[Entries taken from a collection]
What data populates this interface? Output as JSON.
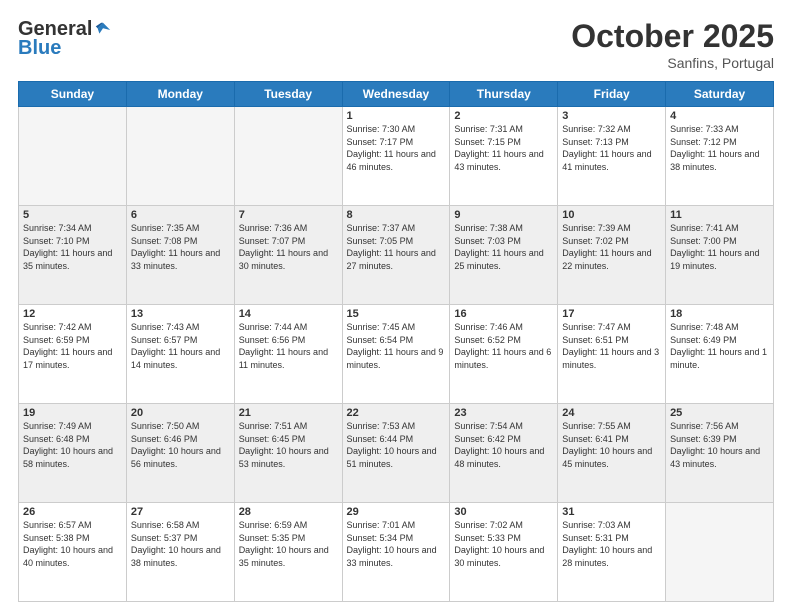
{
  "header": {
    "logo_general": "General",
    "logo_blue": "Blue",
    "month_title": "October 2025",
    "location": "Sanfins, Portugal"
  },
  "days_of_week": [
    "Sunday",
    "Monday",
    "Tuesday",
    "Wednesday",
    "Thursday",
    "Friday",
    "Saturday"
  ],
  "weeks": [
    [
      {
        "day": "",
        "sunrise": "",
        "sunset": "",
        "daylight": "",
        "empty": true
      },
      {
        "day": "",
        "sunrise": "",
        "sunset": "",
        "daylight": "",
        "empty": true
      },
      {
        "day": "",
        "sunrise": "",
        "sunset": "",
        "daylight": "",
        "empty": true
      },
      {
        "day": "1",
        "sunrise": "Sunrise: 7:30 AM",
        "sunset": "Sunset: 7:17 PM",
        "daylight": "Daylight: 11 hours and 46 minutes."
      },
      {
        "day": "2",
        "sunrise": "Sunrise: 7:31 AM",
        "sunset": "Sunset: 7:15 PM",
        "daylight": "Daylight: 11 hours and 43 minutes."
      },
      {
        "day": "3",
        "sunrise": "Sunrise: 7:32 AM",
        "sunset": "Sunset: 7:13 PM",
        "daylight": "Daylight: 11 hours and 41 minutes."
      },
      {
        "day": "4",
        "sunrise": "Sunrise: 7:33 AM",
        "sunset": "Sunset: 7:12 PM",
        "daylight": "Daylight: 11 hours and 38 minutes."
      }
    ],
    [
      {
        "day": "5",
        "sunrise": "Sunrise: 7:34 AM",
        "sunset": "Sunset: 7:10 PM",
        "daylight": "Daylight: 11 hours and 35 minutes."
      },
      {
        "day": "6",
        "sunrise": "Sunrise: 7:35 AM",
        "sunset": "Sunset: 7:08 PM",
        "daylight": "Daylight: 11 hours and 33 minutes."
      },
      {
        "day": "7",
        "sunrise": "Sunrise: 7:36 AM",
        "sunset": "Sunset: 7:07 PM",
        "daylight": "Daylight: 11 hours and 30 minutes."
      },
      {
        "day": "8",
        "sunrise": "Sunrise: 7:37 AM",
        "sunset": "Sunset: 7:05 PM",
        "daylight": "Daylight: 11 hours and 27 minutes."
      },
      {
        "day": "9",
        "sunrise": "Sunrise: 7:38 AM",
        "sunset": "Sunset: 7:03 PM",
        "daylight": "Daylight: 11 hours and 25 minutes."
      },
      {
        "day": "10",
        "sunrise": "Sunrise: 7:39 AM",
        "sunset": "Sunset: 7:02 PM",
        "daylight": "Daylight: 11 hours and 22 minutes."
      },
      {
        "day": "11",
        "sunrise": "Sunrise: 7:41 AM",
        "sunset": "Sunset: 7:00 PM",
        "daylight": "Daylight: 11 hours and 19 minutes."
      }
    ],
    [
      {
        "day": "12",
        "sunrise": "Sunrise: 7:42 AM",
        "sunset": "Sunset: 6:59 PM",
        "daylight": "Daylight: 11 hours and 17 minutes."
      },
      {
        "day": "13",
        "sunrise": "Sunrise: 7:43 AM",
        "sunset": "Sunset: 6:57 PM",
        "daylight": "Daylight: 11 hours and 14 minutes."
      },
      {
        "day": "14",
        "sunrise": "Sunrise: 7:44 AM",
        "sunset": "Sunset: 6:56 PM",
        "daylight": "Daylight: 11 hours and 11 minutes."
      },
      {
        "day": "15",
        "sunrise": "Sunrise: 7:45 AM",
        "sunset": "Sunset: 6:54 PM",
        "daylight": "Daylight: 11 hours and 9 minutes."
      },
      {
        "day": "16",
        "sunrise": "Sunrise: 7:46 AM",
        "sunset": "Sunset: 6:52 PM",
        "daylight": "Daylight: 11 hours and 6 minutes."
      },
      {
        "day": "17",
        "sunrise": "Sunrise: 7:47 AM",
        "sunset": "Sunset: 6:51 PM",
        "daylight": "Daylight: 11 hours and 3 minutes."
      },
      {
        "day": "18",
        "sunrise": "Sunrise: 7:48 AM",
        "sunset": "Sunset: 6:49 PM",
        "daylight": "Daylight: 11 hours and 1 minute."
      }
    ],
    [
      {
        "day": "19",
        "sunrise": "Sunrise: 7:49 AM",
        "sunset": "Sunset: 6:48 PM",
        "daylight": "Daylight: 10 hours and 58 minutes."
      },
      {
        "day": "20",
        "sunrise": "Sunrise: 7:50 AM",
        "sunset": "Sunset: 6:46 PM",
        "daylight": "Daylight: 10 hours and 56 minutes."
      },
      {
        "day": "21",
        "sunrise": "Sunrise: 7:51 AM",
        "sunset": "Sunset: 6:45 PM",
        "daylight": "Daylight: 10 hours and 53 minutes."
      },
      {
        "day": "22",
        "sunrise": "Sunrise: 7:53 AM",
        "sunset": "Sunset: 6:44 PM",
        "daylight": "Daylight: 10 hours and 51 minutes."
      },
      {
        "day": "23",
        "sunrise": "Sunrise: 7:54 AM",
        "sunset": "Sunset: 6:42 PM",
        "daylight": "Daylight: 10 hours and 48 minutes."
      },
      {
        "day": "24",
        "sunrise": "Sunrise: 7:55 AM",
        "sunset": "Sunset: 6:41 PM",
        "daylight": "Daylight: 10 hours and 45 minutes."
      },
      {
        "day": "25",
        "sunrise": "Sunrise: 7:56 AM",
        "sunset": "Sunset: 6:39 PM",
        "daylight": "Daylight: 10 hours and 43 minutes."
      }
    ],
    [
      {
        "day": "26",
        "sunrise": "Sunrise: 6:57 AM",
        "sunset": "Sunset: 5:38 PM",
        "daylight": "Daylight: 10 hours and 40 minutes."
      },
      {
        "day": "27",
        "sunrise": "Sunrise: 6:58 AM",
        "sunset": "Sunset: 5:37 PM",
        "daylight": "Daylight: 10 hours and 38 minutes."
      },
      {
        "day": "28",
        "sunrise": "Sunrise: 6:59 AM",
        "sunset": "Sunset: 5:35 PM",
        "daylight": "Daylight: 10 hours and 35 minutes."
      },
      {
        "day": "29",
        "sunrise": "Sunrise: 7:01 AM",
        "sunset": "Sunset: 5:34 PM",
        "daylight": "Daylight: 10 hours and 33 minutes."
      },
      {
        "day": "30",
        "sunrise": "Sunrise: 7:02 AM",
        "sunset": "Sunset: 5:33 PM",
        "daylight": "Daylight: 10 hours and 30 minutes."
      },
      {
        "day": "31",
        "sunrise": "Sunrise: 7:03 AM",
        "sunset": "Sunset: 5:31 PM",
        "daylight": "Daylight: 10 hours and 28 minutes."
      },
      {
        "day": "",
        "sunrise": "",
        "sunset": "",
        "daylight": "",
        "empty": true
      }
    ]
  ]
}
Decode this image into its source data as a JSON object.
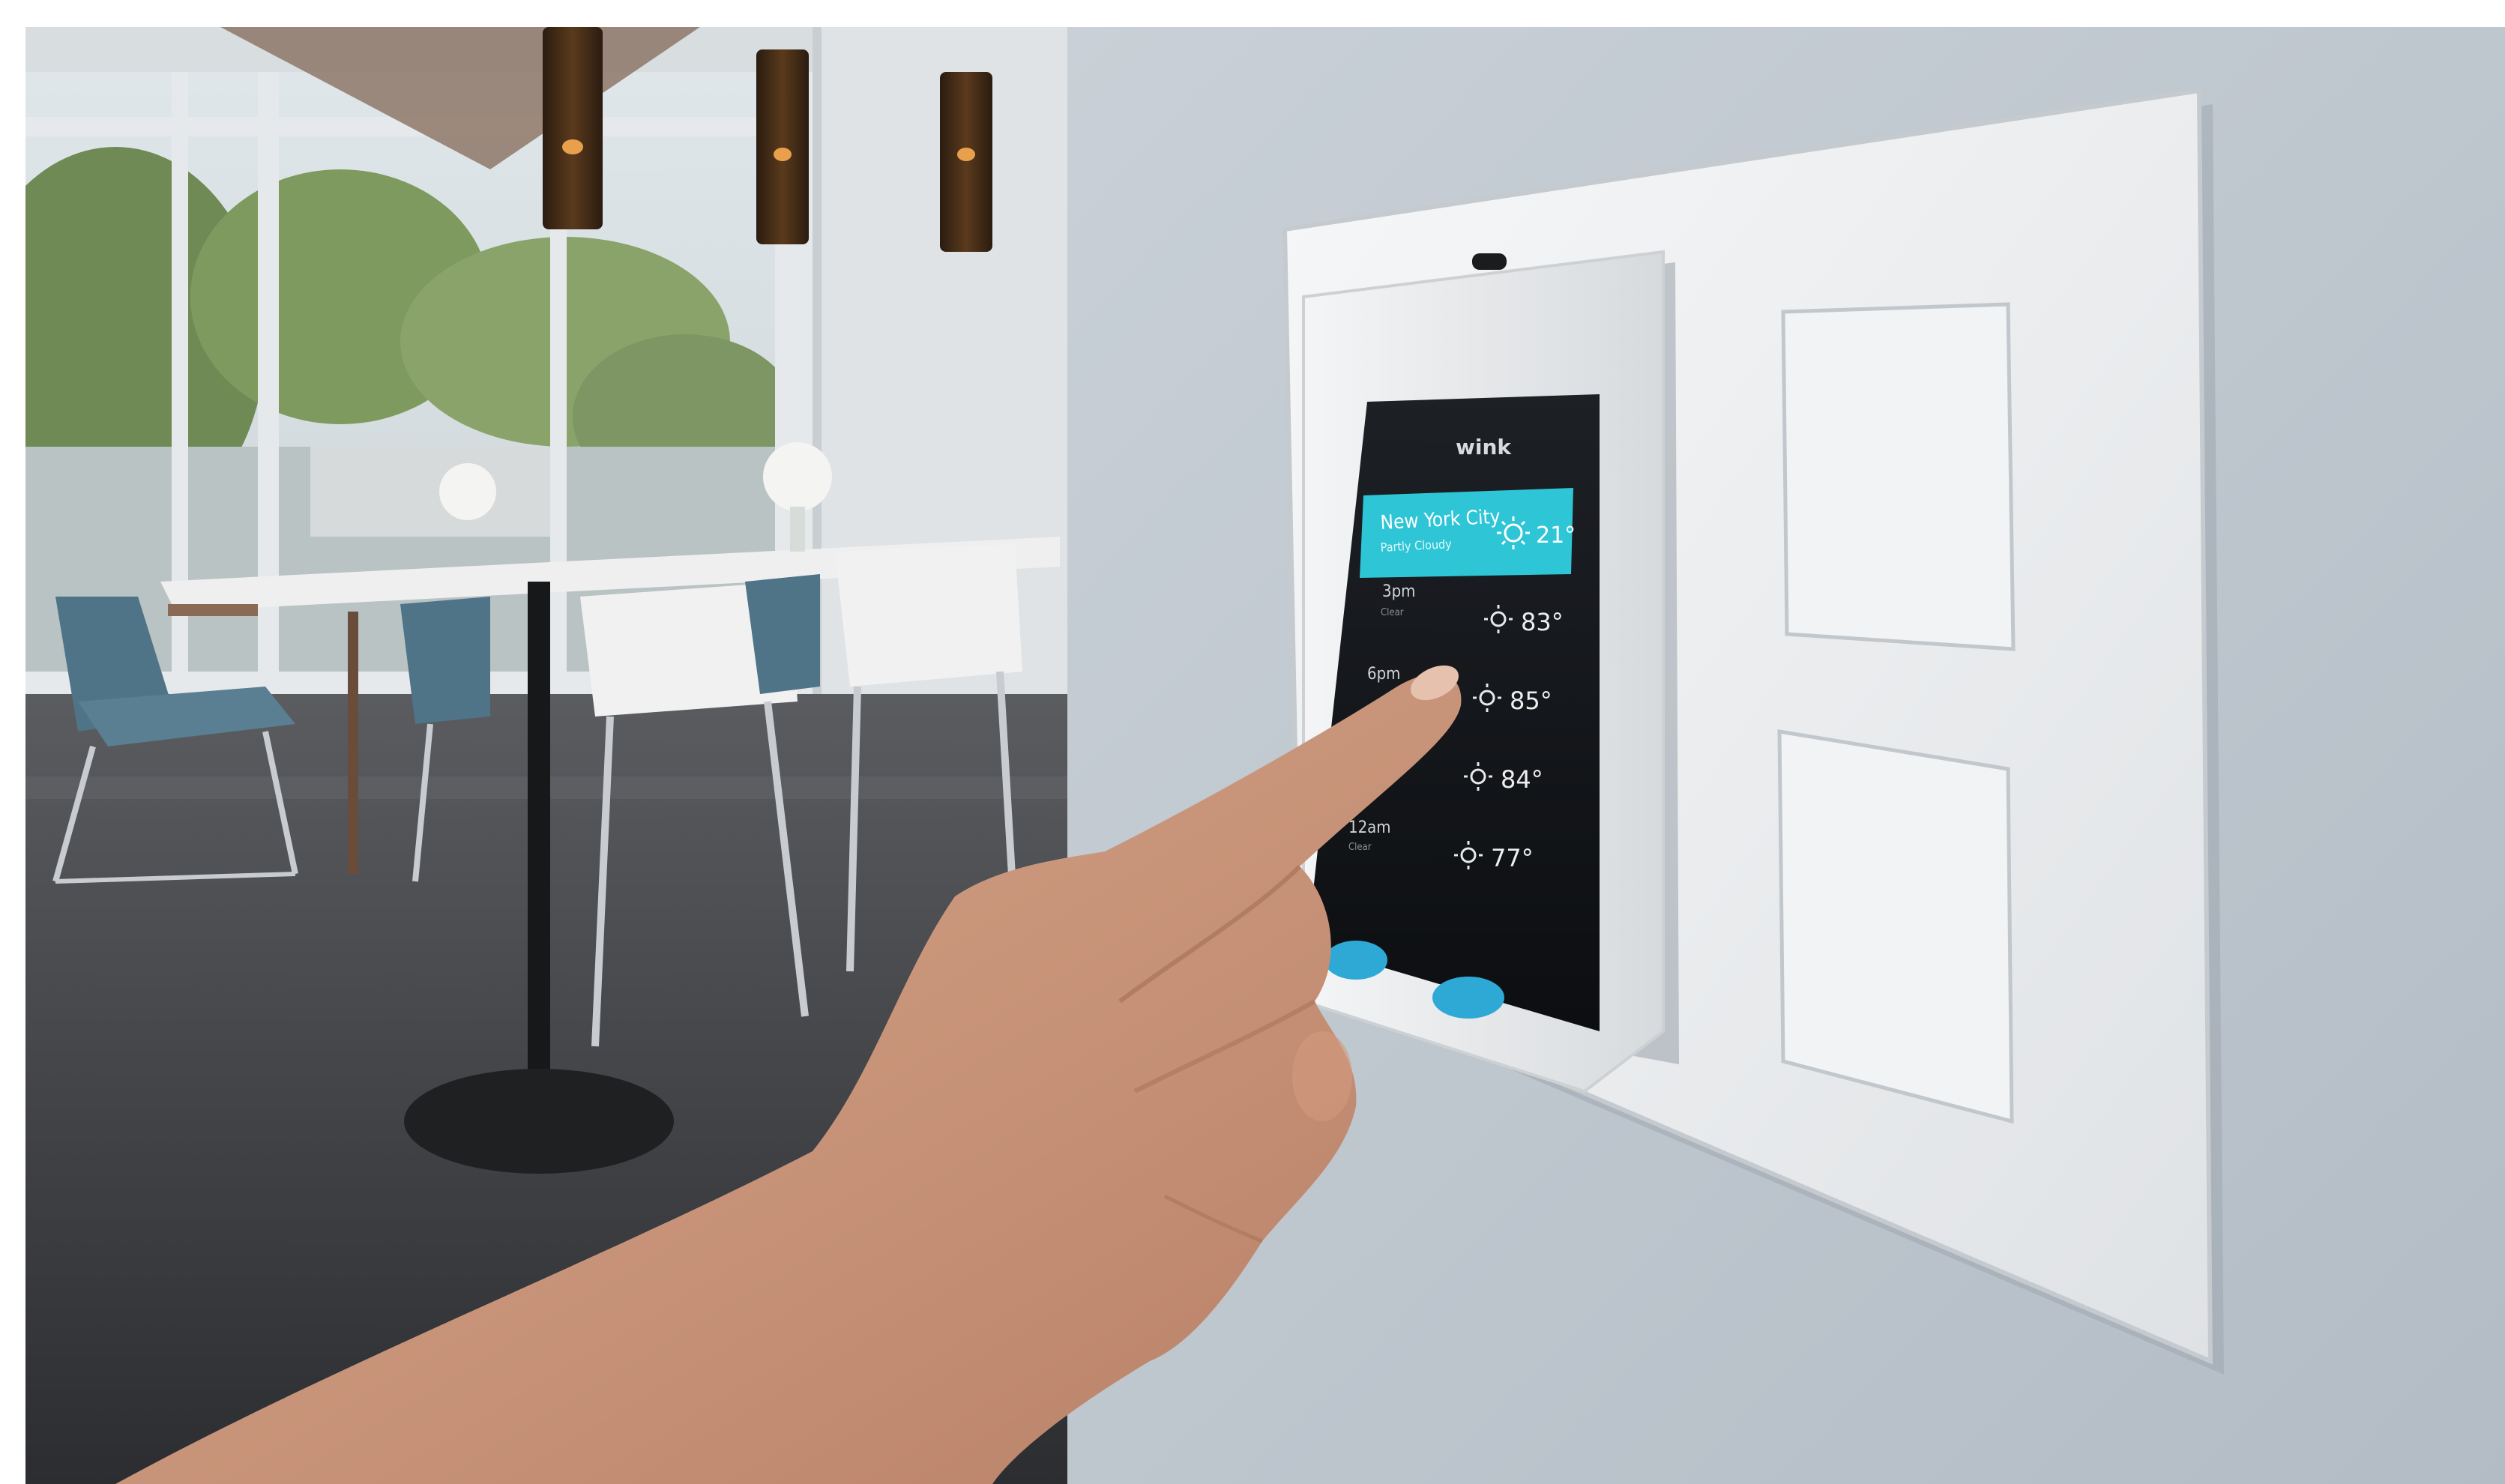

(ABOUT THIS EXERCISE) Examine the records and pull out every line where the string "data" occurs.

(YOUR SOLUTION)
What data populates this interface? Output as JSON.
Decode this image into its source data as a JSON object.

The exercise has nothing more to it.